Look for the string "rank" in the data below, and copy each line that holds it.

(Dataset rows describing interfaces)
========================================================================

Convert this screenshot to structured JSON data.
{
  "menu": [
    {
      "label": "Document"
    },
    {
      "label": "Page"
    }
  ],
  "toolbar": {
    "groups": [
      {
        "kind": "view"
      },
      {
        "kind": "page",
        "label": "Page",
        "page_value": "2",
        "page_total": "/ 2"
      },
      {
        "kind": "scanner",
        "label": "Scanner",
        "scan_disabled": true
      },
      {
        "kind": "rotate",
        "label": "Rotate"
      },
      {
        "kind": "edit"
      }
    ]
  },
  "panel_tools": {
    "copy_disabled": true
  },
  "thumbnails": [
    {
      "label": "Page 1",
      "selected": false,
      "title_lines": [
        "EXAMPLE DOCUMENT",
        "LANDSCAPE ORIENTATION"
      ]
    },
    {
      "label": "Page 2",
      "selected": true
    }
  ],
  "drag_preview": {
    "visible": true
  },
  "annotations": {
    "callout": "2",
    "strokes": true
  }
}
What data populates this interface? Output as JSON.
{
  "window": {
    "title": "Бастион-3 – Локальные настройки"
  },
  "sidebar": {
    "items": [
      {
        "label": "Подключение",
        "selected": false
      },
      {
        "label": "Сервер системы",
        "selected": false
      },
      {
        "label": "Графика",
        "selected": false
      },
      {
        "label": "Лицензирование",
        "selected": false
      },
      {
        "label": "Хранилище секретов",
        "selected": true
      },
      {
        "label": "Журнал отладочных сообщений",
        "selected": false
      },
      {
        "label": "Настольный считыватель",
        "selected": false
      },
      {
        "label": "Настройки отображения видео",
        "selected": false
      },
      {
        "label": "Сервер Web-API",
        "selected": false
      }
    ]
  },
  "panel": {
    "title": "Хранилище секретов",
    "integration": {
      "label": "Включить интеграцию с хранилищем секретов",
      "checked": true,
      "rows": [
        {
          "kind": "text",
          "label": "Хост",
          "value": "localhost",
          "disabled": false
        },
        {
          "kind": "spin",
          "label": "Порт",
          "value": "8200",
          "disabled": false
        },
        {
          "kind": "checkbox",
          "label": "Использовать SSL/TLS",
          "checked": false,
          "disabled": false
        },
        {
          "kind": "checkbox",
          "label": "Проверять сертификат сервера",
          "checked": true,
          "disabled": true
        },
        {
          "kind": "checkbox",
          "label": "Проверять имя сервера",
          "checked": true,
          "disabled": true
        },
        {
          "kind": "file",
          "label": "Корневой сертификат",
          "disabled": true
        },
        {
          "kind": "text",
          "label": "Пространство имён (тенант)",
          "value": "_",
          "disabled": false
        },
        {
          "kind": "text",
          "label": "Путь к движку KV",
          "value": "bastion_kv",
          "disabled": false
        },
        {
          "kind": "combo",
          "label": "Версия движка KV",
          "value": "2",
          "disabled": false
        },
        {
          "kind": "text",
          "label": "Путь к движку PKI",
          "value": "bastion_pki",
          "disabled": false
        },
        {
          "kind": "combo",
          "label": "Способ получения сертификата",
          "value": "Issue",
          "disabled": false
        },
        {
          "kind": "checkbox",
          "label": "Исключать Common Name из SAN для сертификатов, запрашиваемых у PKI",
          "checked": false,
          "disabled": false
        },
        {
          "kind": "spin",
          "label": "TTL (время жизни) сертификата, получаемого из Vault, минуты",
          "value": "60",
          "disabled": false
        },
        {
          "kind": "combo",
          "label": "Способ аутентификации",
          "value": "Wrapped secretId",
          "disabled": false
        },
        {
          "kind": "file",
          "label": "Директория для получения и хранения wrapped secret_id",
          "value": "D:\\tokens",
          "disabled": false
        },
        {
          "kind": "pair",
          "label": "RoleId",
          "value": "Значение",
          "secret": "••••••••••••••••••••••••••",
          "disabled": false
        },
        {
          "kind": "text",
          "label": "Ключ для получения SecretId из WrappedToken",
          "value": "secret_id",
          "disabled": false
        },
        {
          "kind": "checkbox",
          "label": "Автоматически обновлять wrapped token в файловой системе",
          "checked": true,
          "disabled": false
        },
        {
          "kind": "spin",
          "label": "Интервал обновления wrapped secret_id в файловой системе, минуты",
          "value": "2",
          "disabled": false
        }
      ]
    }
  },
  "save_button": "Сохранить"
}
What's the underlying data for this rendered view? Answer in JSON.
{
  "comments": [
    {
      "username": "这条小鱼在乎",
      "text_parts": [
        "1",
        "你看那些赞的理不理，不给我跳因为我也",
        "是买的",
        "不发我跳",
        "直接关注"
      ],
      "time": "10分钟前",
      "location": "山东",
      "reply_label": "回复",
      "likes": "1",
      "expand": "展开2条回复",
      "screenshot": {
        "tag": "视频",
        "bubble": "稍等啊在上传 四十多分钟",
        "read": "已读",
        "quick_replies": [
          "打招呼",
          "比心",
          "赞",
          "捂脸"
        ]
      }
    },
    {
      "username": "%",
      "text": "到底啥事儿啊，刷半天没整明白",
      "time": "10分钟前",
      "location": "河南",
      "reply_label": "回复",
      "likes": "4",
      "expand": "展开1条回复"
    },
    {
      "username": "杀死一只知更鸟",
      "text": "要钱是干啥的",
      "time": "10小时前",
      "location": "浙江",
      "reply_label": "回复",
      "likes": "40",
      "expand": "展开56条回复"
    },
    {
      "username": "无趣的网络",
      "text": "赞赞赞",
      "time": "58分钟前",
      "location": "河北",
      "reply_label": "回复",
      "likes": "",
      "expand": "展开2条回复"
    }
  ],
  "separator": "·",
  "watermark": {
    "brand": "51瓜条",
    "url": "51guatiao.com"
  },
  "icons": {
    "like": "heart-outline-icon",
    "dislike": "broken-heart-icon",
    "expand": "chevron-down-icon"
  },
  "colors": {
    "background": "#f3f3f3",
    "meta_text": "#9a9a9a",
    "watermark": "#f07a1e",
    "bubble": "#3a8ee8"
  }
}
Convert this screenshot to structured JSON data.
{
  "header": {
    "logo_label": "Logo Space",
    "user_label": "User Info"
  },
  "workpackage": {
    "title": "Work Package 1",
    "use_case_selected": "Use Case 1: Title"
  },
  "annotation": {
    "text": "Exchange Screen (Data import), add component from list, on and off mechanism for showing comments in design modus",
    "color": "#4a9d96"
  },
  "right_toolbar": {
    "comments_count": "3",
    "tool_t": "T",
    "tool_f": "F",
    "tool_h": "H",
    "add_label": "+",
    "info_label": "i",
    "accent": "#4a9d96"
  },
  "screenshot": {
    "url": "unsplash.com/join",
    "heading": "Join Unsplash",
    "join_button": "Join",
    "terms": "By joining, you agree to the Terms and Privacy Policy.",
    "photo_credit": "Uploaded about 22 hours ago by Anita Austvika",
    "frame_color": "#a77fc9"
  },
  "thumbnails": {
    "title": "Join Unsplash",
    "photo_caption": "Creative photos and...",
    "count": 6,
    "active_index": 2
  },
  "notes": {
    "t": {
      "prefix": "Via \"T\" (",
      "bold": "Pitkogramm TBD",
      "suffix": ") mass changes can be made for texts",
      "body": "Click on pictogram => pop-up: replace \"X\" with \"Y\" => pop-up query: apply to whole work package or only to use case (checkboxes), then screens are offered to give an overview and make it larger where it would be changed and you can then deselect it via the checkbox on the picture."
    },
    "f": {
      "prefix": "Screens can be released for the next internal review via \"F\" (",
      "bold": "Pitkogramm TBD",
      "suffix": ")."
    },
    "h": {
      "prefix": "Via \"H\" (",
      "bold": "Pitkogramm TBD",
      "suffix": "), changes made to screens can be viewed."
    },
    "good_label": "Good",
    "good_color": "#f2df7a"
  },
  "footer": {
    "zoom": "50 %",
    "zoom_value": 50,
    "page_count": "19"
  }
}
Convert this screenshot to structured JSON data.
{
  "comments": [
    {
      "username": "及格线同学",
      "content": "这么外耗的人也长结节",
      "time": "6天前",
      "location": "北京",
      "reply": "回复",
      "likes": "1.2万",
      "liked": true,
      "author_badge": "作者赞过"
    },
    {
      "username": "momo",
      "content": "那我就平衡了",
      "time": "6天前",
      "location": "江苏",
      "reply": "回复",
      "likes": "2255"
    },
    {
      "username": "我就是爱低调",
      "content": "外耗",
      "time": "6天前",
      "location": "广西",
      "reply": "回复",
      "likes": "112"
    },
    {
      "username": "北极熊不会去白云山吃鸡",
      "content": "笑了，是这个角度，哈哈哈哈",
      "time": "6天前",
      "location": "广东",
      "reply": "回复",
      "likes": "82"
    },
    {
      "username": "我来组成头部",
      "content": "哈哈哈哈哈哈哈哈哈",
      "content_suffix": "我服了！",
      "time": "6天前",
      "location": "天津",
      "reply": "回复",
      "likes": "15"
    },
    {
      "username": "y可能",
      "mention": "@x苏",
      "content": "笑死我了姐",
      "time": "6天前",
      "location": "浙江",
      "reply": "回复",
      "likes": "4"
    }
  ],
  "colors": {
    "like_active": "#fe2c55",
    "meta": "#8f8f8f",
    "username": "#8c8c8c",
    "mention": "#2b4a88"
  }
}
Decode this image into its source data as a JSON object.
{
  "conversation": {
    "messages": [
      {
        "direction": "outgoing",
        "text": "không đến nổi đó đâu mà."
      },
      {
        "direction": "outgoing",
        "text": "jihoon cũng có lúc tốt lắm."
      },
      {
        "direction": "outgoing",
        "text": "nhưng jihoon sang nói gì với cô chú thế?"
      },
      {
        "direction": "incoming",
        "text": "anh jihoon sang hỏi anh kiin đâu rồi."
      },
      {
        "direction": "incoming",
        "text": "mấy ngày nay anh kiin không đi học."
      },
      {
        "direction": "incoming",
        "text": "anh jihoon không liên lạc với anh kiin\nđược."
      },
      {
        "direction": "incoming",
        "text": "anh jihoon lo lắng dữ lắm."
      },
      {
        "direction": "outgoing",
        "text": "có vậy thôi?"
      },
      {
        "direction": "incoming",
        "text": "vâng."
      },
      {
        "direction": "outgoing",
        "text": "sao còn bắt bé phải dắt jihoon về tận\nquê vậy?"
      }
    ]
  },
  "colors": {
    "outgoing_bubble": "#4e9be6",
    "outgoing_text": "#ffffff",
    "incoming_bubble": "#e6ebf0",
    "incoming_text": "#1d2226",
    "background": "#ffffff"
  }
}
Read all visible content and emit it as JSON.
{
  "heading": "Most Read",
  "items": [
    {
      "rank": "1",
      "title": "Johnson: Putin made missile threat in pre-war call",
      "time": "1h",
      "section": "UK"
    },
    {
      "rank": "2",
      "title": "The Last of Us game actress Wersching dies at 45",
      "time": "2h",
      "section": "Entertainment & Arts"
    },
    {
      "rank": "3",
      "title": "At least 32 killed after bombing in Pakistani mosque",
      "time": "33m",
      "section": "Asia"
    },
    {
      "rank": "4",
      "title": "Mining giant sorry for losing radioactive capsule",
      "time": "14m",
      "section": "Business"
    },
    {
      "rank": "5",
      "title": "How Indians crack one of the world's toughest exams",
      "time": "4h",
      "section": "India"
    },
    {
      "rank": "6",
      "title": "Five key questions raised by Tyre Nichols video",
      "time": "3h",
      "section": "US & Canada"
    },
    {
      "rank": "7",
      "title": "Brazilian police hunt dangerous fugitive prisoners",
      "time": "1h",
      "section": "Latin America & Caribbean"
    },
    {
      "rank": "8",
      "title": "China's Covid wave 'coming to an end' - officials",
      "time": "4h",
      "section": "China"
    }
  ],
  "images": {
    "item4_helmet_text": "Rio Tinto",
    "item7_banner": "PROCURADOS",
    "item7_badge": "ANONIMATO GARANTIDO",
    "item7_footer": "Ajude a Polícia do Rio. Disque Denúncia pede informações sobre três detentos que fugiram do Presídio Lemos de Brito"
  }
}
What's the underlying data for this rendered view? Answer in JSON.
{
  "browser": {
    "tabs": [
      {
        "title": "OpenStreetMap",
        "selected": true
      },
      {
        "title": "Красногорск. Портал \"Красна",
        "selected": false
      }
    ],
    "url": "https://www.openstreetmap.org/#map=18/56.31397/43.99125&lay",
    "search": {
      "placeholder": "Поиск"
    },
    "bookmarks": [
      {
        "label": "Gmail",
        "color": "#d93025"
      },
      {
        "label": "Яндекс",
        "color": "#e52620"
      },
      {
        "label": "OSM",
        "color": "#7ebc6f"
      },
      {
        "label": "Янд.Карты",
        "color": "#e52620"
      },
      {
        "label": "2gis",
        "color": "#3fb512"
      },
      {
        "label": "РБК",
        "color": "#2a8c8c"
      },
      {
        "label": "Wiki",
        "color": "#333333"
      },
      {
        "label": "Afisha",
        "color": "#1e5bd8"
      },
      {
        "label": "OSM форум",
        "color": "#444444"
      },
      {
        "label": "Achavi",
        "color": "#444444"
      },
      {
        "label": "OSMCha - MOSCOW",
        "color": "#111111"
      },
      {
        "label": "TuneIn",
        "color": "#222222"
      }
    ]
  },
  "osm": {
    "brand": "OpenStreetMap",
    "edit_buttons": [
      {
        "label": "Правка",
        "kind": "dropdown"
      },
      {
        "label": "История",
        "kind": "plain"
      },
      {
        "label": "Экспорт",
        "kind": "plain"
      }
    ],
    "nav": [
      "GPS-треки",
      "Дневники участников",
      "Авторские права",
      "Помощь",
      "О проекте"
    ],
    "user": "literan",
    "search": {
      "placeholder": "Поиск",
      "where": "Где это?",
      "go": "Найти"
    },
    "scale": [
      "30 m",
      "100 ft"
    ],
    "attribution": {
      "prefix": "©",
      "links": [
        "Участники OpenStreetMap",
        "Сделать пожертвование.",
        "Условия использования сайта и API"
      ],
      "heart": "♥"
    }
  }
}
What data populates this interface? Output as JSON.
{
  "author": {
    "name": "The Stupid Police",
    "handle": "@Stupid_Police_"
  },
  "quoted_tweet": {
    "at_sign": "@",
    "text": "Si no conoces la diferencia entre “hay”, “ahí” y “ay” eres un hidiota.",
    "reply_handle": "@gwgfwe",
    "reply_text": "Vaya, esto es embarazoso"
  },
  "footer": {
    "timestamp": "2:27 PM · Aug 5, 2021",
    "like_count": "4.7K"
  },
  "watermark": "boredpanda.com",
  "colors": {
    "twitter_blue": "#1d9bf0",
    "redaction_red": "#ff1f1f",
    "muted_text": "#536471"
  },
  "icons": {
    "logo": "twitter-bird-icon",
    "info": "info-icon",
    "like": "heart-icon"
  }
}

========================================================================

--- SOLUTION FOR THIS PROBLEM ---
      "rank": "1",
      "rank": "2",
      "rank": "3",
      "rank": "4",
      "rank": "5",
      "rank": "6",
      "rank": "7",
      "rank": "8",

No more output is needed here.